* _Input for this task_
***
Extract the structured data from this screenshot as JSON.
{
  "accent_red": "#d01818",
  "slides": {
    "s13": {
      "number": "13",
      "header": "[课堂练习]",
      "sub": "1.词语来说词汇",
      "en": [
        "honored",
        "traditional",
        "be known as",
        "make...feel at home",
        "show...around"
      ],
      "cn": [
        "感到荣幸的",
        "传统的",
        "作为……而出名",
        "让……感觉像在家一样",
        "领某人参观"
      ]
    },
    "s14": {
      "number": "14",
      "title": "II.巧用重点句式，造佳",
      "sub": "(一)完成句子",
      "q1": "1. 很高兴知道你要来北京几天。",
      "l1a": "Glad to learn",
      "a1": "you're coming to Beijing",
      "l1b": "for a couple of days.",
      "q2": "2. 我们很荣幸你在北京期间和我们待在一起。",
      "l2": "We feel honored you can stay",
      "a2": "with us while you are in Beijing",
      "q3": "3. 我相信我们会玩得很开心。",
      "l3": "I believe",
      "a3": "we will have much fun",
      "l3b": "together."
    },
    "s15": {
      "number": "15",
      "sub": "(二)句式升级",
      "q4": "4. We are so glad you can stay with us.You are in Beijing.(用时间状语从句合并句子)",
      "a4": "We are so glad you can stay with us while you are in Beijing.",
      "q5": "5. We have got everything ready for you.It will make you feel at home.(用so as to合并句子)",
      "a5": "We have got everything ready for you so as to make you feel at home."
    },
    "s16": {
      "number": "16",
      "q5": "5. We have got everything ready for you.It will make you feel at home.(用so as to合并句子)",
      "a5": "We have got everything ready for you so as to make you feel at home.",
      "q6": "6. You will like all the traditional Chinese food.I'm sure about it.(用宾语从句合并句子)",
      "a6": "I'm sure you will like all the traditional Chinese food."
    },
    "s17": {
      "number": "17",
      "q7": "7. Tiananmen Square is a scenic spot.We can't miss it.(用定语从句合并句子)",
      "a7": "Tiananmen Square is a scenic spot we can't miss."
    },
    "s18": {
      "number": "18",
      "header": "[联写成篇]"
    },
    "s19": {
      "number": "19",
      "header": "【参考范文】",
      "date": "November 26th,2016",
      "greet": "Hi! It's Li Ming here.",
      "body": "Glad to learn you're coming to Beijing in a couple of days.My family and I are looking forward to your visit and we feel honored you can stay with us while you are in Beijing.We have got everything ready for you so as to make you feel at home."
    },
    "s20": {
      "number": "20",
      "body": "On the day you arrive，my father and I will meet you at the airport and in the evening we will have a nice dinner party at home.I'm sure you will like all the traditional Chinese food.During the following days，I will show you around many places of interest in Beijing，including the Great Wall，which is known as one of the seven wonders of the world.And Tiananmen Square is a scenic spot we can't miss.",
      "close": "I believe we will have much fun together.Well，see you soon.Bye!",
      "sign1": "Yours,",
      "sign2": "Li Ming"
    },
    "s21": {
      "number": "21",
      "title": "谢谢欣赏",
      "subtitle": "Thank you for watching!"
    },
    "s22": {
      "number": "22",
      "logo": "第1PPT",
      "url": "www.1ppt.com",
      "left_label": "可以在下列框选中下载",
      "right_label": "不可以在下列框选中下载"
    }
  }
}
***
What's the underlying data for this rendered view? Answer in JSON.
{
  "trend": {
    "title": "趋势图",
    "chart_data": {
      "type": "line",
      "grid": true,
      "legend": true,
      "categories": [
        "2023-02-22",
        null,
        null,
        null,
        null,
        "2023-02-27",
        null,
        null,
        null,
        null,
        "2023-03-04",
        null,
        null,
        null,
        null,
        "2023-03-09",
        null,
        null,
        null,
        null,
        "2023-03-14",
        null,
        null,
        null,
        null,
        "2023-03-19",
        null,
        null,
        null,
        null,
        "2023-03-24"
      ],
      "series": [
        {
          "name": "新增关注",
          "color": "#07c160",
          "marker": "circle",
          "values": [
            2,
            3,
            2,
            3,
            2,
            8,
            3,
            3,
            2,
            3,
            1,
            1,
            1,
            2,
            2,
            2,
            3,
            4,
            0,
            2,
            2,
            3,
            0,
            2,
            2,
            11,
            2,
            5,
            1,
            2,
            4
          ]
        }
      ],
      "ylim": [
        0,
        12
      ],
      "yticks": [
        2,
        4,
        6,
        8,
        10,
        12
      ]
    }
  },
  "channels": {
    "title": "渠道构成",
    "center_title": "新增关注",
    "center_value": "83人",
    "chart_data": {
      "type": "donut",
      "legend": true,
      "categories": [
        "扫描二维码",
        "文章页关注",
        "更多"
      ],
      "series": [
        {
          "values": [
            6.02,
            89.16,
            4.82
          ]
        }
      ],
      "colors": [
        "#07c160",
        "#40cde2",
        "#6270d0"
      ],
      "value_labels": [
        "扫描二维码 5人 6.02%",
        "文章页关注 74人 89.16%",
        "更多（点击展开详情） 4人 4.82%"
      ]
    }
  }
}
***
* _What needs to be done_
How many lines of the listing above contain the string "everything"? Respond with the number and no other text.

* _Solution to this problem_
5